Rising rates of teenage pregnancy and maternal mortality have been mind-boggling issues that generated great concern given their impact on the status of girls and women, and especially on the overall movement to empower women – one of the key pillars in building a just and equitable society. About two-thirds (16) of Tanzania Mainland’s 26 regions have a teenage pregnancy rate that is above the national average of 27%, which in fact has risen from 23% in 2010.

Given the President’s directive recently on disallowing re-admission of girls who become pregnant while in school, efforts to ‘save’ this generation from poverty and deprivation as they become adult women become more complicated. This group of girls aged 15-19 comprises of a larger segment of society with more girls who are either married, divorced, or work as petty traders struggling to fend for themselves and their families after missing on education and other more decent opportunities.

Undoubtedly, at any one point, a generation of girls in this age group is lost because only a small percentage makes it to higher learning institutions including universities to enhance their knowledge and skills for presumably better paying jobs, or other opportunities for better lives.

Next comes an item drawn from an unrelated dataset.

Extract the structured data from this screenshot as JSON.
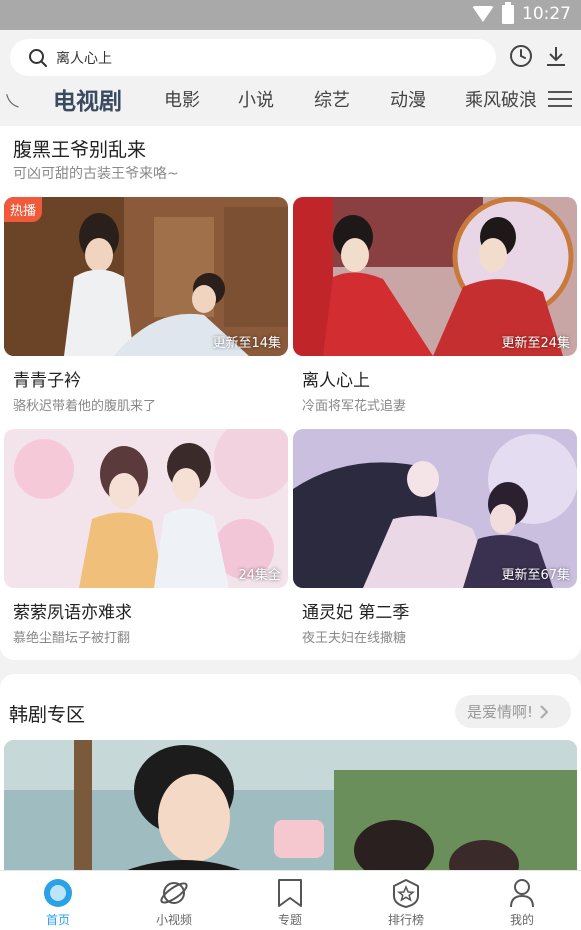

Now as parliamentarians and other advocates take on this agenda to ‘save’ Tanzania’s girls, it is imperative to face this challenge head on: Equip girls and young women with information, knowledge, counseling on contraception, and provide contraceptives to those who are sexually active; invest in gender empowerment initiatives so that equal treatment and participation of girls and boys becomes a norm across all sectors; taking to task culprits who find comfort in preying on innocent girls.

This is called Prevention – it means taking responsibility of nurturing this future human resource, while remaining accountable to delivering on Tanzania’s Development Goal 2025 that states in part – “… to achieve a high quality of livelihood for its citizens; peace, stability, and unity; good governance; a well-educated society; and a competitive economy capable of producing sustainable growth and shared benefits”. It means girls will no longer be abandoned or condemned to figure out their own lives after pregnancy.



Mara regional leaders show ownership to family planning programs

After succeeding in raising its contraceptive prevalence rate (CPR) in the past five years, the Mara Regional leaders recently directed all its local government authorities (LGAs) to set aside 5% of its budget towards improving family planning services.

A letter dated February 28, 2017 containing the directive and signed on behalf of the Mara Regional Administrative Secretary, expressed concern over the slow pace in CPR growth at national and regional level, and underscored the need for intensifying efforts to improve family planning performance.

Mara’s move is exemplary and underscores leadership commitment to own and promote family planning. Mara is also one of the leading regions that have been successful in recording a major leap in CPR increase from 13% in 2010 to 29% in 2015-16, according to the Tanzania Health and Demographic Survey, Malaria Indicator Survey (TDHS-MIS 2015-16).

Located in the Lake Zone, Mara is among 12 regions that the Advance Family Planning (AFP) project has been working in since 2015. LGAs in the regions have strived to allocate between 2% and 5% of their district and health budgets, respectively to family planning. The directive therefore is meant to ensure sustained efforts to the family planning agenda.

AFP through its partners – Health Promotion Tanzania (HDT) and Tanzania Communication and Development Centre (TCDC) – has successfully engaged about 72 LGAs in phases with the majority of them heading to the call by making budget allocations and commitments from their own resources.

In 2017/18 financial year, fourty-four 44 LGAs in 6 Regions – Kigoma, Tabora, Dar es Salaam, Coast, Katavi and Manyara-  have allocated 2% of their ‘own’ funds for family planning services in the 2017/18. Investment in family planning is critical in reducing the high fertility of about six children per woman in reproductive age contributing to Tanzania’s rapid annual population growth rate of 2.7%.